Violence against Syria’s centuries-old Christian community from the government as well as Islamic radicals in the rebellion of the Syrian civil war is driving thousands of those Christians from their homes, with many fleeing to their ancient homeland in neighboring Turkey, the New York Times reported.
Syriac Christians make up one of the oldest Christian communities in the world. First established by the Jesus’s Apostle St. Peter in Antioch, the Church uses the world’s oldest liturgy—the Liturgy of St. James—and many adherents still speak Aramaic, the ancient Semitic language that was believed to be spoken by Jesus and his followers.
A Syriac priest, Father Gabriel Akyuz, described the threats Christians are facing in an interview with the New York Times.
“The gangs are kidnapping people and holding them to ransom. They are perpetrating great injustices. That is why Syriacs are fleeing,” he said.
As a result, tens of thousands of Syriac Christians are fleeing Syria for the Turkish region of Tur Abdin, the ancient heartland of Syriac Christians. The small Syriac community remaining in Turkey— estimated to be around 5,000, down from 200,000 a century ago—has been sheltering the Christian refugees in churches and monasteries with the help of Turkish authorities.
But many Christian refugees want to leave the Middle East altogether, requesting visas from their Christian brethren in the West. Local Christian leaders, however, are adamant about remaining, despite fears of the civil war and growing Islamic extremism.

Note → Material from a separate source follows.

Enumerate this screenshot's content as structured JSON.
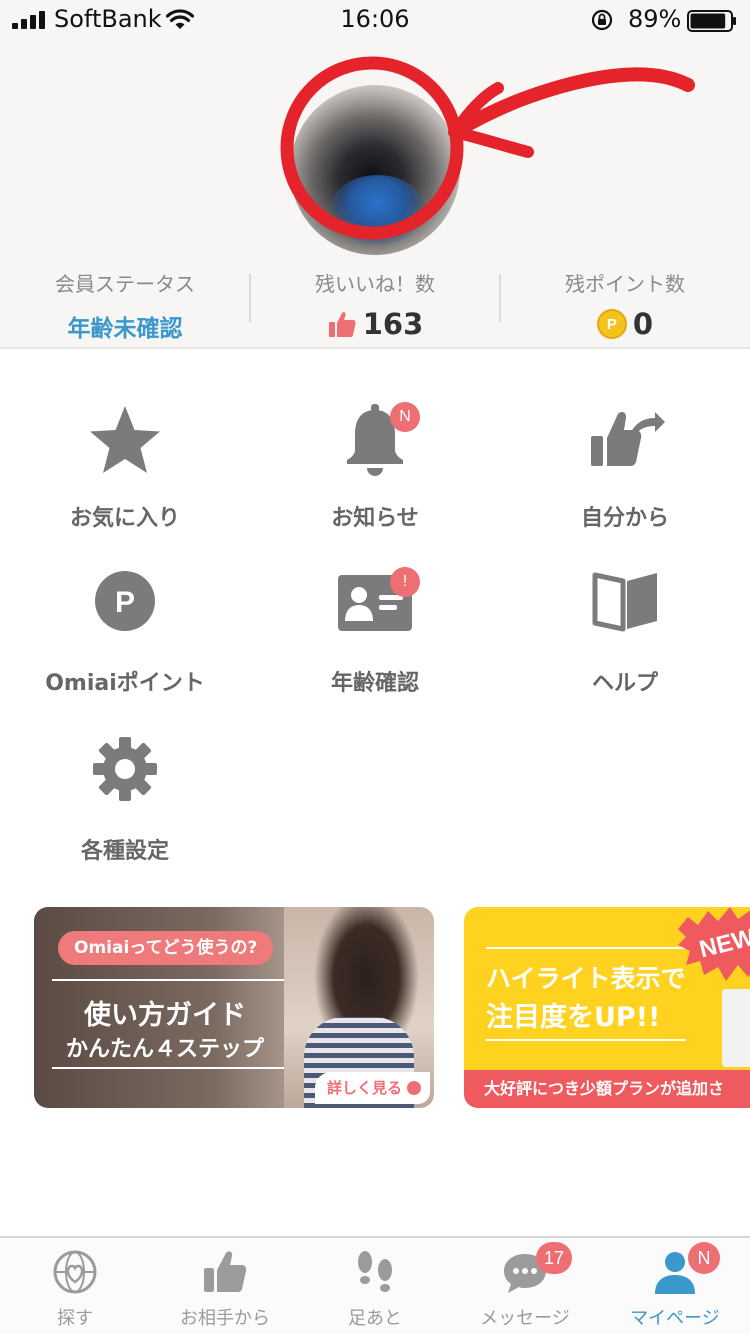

“We tell every refugee who comes that he must not emigrate to Europe or America, but hold out in Turkey, Lebanon or Jordan, because emigration means that we will lose our homeland and our roots,” said Aziz Demir, the mayor of Kafro, a Syriac village in Tur Abdin, according to the New York Times.